Although the USADA officially charged Armstrong with doping in June of this year, it has been building a case against the retired cyclist for some time. According to the anti-doping agency, Armstrong did more than just use performance enhancing drugs, he also acted as a sort of facilitator for systematic doping within his teams. The USADA’s version of events has been corroborated by at least one of Armstrong’s former team mates, Floyd Landis, who himself was found guilty of doping and ultimately stripped of his 2006 Tour de France title.
In addition to Landis’ damning testimony, the anti-doping agency has said that at least 10 other of Armstrong’s former team mates and peers have agreed to testify in court that he used performance enhancing drugs while racing from 1999 to 2005. Yet aside from the USADA’s past claims to have blood samples dating back to 2009 and 2010 that are consistent with doping, the anti-doping agency has offered little concrete evidence against the now-retired cyclist.
In response to the USADA’s accusations, Armstrong has often highlighted the latter point, an argument he reiterated in his statement on Thursday.
“Regardless of what [USADA CEO] Travis Tygart says, there is zero physical evidence to support his outlandish and heinous claims”, Armstrong said.
Despite Armstrong’s insistence that he is the victim of a “witch hunt”, there are some who may feel the same as Fahey and perceive his decision to not pursue case as a tacit admission of guilt.

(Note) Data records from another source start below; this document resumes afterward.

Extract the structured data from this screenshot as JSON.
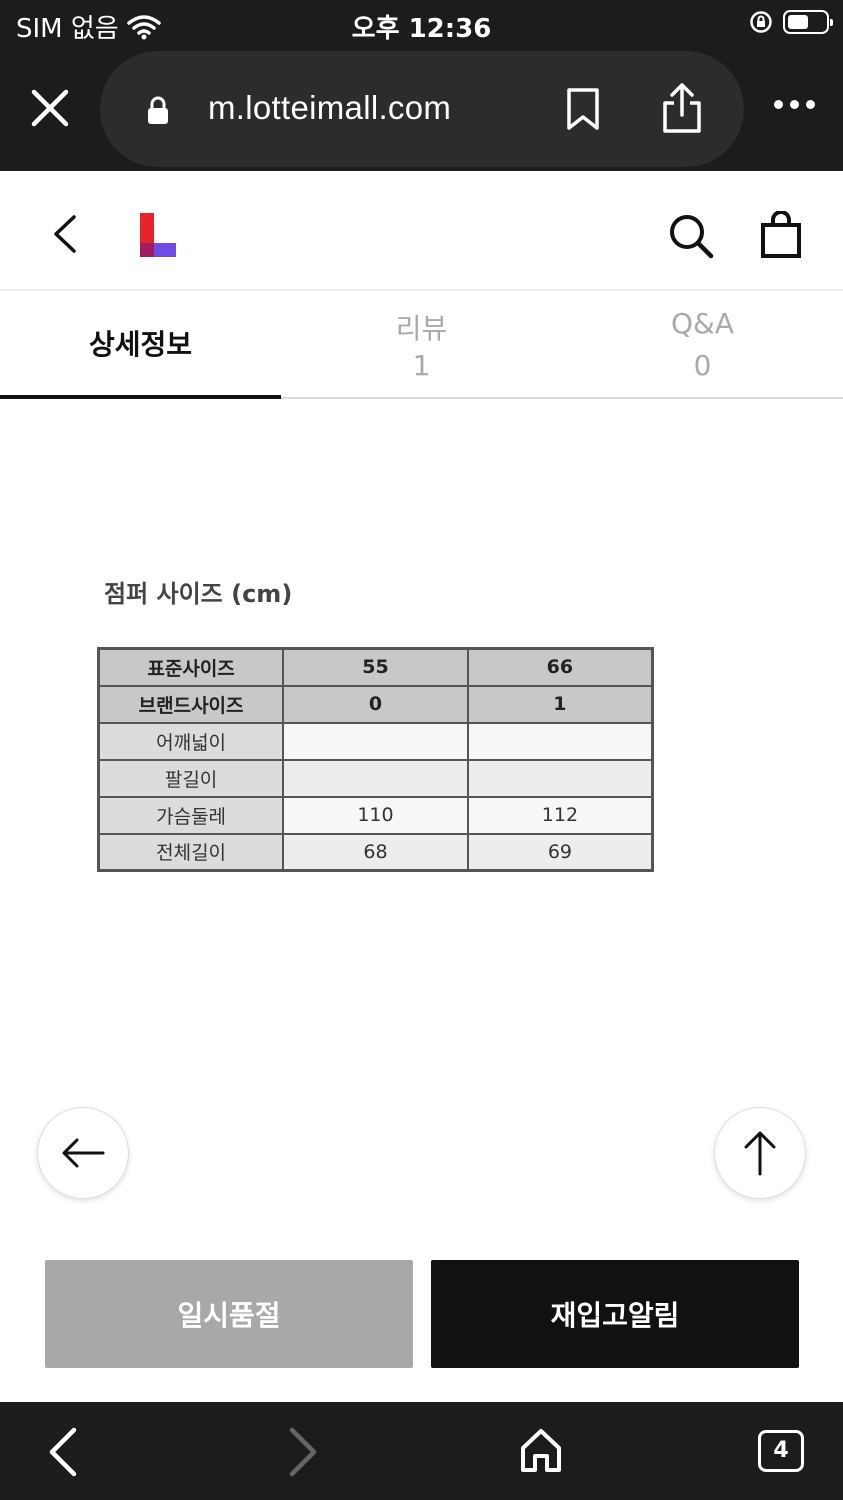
{
  "status": {
    "carrier": "SIM 없음",
    "time": "오후 12:36"
  },
  "browser": {
    "url": "m.lotteimall.com",
    "tab_count": "4"
  },
  "tabs": [
    {
      "label": "상세정보",
      "active": true
    },
    {
      "label": "리뷰",
      "count": "1"
    },
    {
      "label": "Q&A",
      "count": "0"
    }
  ],
  "size_chart": {
    "title": "점퍼 사이즈 (cm)",
    "rows": [
      [
        "표준사이즈",
        "55",
        "66"
      ],
      [
        "브랜드사이즈",
        "0",
        "1"
      ],
      [
        "어깨넓이",
        "",
        ""
      ],
      [
        "팔길이",
        "",
        ""
      ],
      [
        "가슴둘레",
        "110",
        "112"
      ],
      [
        "전체길이",
        "68",
        "69"
      ]
    ]
  },
  "actions": {
    "soldout_label": "일시품절",
    "restock_label": "재입고알림"
  },
  "colors": {
    "logo_red": "#e5242c",
    "logo_purple": "#6f4ce6",
    "chrome_bg": "#1c1c1e"
  }
}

“It’s unusual that as a man who has made a career as a fighter, he has chosen not to fight, and some people will see that as an admission, while others will believe the reasons he has given”, Robson said.
With the case against Armstrong far from resolved, it remains to be seen whether the accusations against one of cycling’s most famous riders will hurt the sport in the long run.
“Although Lance Armstrong goes beyond the sport, it may just be a case of just one more rider being found out. I don’t think that has to impact the sport, but then again, that all depends on how it is handled”, Robson said.
“If they try to bury it, people outside the sport, and maybe inside as well, will feel as though nothing’s changed. If they do address [the issue], it could draw a line in the sand and pave the way for a brighter future”, he added.